* _Exercise description_
Which of the lines below include the word "Collimator"? Pull each one out.

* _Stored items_
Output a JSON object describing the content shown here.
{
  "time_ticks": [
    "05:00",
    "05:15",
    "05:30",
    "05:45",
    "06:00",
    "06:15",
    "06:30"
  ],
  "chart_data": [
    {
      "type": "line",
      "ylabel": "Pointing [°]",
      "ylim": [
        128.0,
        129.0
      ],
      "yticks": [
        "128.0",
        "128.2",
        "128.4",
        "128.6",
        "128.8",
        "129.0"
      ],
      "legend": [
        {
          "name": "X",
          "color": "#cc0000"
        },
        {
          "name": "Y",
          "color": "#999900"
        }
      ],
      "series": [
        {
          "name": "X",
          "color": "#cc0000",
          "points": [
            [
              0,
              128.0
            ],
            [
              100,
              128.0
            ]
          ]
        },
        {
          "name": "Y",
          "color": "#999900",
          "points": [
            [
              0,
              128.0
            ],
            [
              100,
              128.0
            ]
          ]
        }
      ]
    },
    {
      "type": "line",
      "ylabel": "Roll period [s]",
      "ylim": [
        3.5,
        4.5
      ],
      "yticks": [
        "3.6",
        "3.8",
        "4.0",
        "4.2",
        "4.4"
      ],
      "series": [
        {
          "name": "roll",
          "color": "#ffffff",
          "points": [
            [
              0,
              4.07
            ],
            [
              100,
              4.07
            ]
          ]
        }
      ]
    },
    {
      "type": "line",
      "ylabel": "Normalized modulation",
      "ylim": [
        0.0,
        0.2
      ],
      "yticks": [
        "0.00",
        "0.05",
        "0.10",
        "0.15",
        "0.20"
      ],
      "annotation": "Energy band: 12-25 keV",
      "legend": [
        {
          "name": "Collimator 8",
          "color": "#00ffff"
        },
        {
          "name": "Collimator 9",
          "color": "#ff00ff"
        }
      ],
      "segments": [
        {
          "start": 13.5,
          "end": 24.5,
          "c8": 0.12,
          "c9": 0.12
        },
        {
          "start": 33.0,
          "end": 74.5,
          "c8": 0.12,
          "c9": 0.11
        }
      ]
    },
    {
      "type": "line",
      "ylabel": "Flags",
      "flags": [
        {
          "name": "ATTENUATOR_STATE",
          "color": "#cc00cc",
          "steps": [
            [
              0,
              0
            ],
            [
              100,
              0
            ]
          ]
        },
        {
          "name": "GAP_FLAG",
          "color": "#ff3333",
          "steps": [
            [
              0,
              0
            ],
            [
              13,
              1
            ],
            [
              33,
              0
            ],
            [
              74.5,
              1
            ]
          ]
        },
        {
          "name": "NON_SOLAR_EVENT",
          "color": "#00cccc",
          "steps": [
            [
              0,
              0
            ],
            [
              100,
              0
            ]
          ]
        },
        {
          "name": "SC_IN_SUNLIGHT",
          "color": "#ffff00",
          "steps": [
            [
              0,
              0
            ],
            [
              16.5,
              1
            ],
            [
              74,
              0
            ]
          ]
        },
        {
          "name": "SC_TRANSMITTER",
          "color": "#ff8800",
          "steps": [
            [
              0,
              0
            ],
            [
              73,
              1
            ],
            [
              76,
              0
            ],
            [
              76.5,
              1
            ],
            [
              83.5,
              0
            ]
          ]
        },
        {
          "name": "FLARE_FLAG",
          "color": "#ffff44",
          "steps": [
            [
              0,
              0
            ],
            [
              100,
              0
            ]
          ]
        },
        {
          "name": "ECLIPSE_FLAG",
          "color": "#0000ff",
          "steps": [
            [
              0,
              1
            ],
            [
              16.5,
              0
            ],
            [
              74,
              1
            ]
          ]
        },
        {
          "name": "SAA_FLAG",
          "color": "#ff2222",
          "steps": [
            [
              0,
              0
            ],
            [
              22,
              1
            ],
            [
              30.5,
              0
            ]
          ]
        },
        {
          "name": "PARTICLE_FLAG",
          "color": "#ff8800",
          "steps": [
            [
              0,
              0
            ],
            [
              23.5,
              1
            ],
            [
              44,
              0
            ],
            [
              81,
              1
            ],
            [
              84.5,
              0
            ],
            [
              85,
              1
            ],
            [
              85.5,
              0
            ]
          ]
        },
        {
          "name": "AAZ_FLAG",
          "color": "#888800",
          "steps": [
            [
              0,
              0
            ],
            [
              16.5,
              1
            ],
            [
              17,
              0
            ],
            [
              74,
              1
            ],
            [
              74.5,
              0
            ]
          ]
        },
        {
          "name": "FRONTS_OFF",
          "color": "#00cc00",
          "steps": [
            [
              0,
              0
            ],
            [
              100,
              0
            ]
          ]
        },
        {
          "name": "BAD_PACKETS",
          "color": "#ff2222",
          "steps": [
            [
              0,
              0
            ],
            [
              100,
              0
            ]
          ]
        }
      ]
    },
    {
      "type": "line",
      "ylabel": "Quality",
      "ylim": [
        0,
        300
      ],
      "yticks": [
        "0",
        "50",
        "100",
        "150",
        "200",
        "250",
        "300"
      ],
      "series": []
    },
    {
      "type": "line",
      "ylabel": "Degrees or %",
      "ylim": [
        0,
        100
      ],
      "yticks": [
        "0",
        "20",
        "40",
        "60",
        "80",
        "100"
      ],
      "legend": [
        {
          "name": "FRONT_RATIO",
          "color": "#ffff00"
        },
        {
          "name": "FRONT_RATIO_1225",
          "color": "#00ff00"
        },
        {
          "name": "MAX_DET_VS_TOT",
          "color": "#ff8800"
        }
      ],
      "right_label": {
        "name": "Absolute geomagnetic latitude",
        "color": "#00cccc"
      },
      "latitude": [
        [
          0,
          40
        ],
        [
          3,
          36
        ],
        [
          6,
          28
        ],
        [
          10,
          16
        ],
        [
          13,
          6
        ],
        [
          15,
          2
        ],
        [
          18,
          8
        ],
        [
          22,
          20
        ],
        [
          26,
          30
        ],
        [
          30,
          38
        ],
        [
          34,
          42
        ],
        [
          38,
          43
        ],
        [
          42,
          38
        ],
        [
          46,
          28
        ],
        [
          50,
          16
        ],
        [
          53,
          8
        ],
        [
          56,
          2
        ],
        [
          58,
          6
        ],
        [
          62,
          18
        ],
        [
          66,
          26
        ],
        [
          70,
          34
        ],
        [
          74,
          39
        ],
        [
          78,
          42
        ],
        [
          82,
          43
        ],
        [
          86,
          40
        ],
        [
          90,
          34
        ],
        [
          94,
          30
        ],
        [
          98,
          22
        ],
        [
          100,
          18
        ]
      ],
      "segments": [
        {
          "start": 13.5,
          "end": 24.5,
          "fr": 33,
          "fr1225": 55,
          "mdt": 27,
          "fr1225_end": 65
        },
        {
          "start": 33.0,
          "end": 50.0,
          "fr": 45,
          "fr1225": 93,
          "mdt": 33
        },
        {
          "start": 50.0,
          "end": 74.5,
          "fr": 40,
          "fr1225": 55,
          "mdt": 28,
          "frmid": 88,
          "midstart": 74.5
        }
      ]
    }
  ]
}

* _Exercise solution_
          "name": "Collimator 8",
          "name": "Collimator 9",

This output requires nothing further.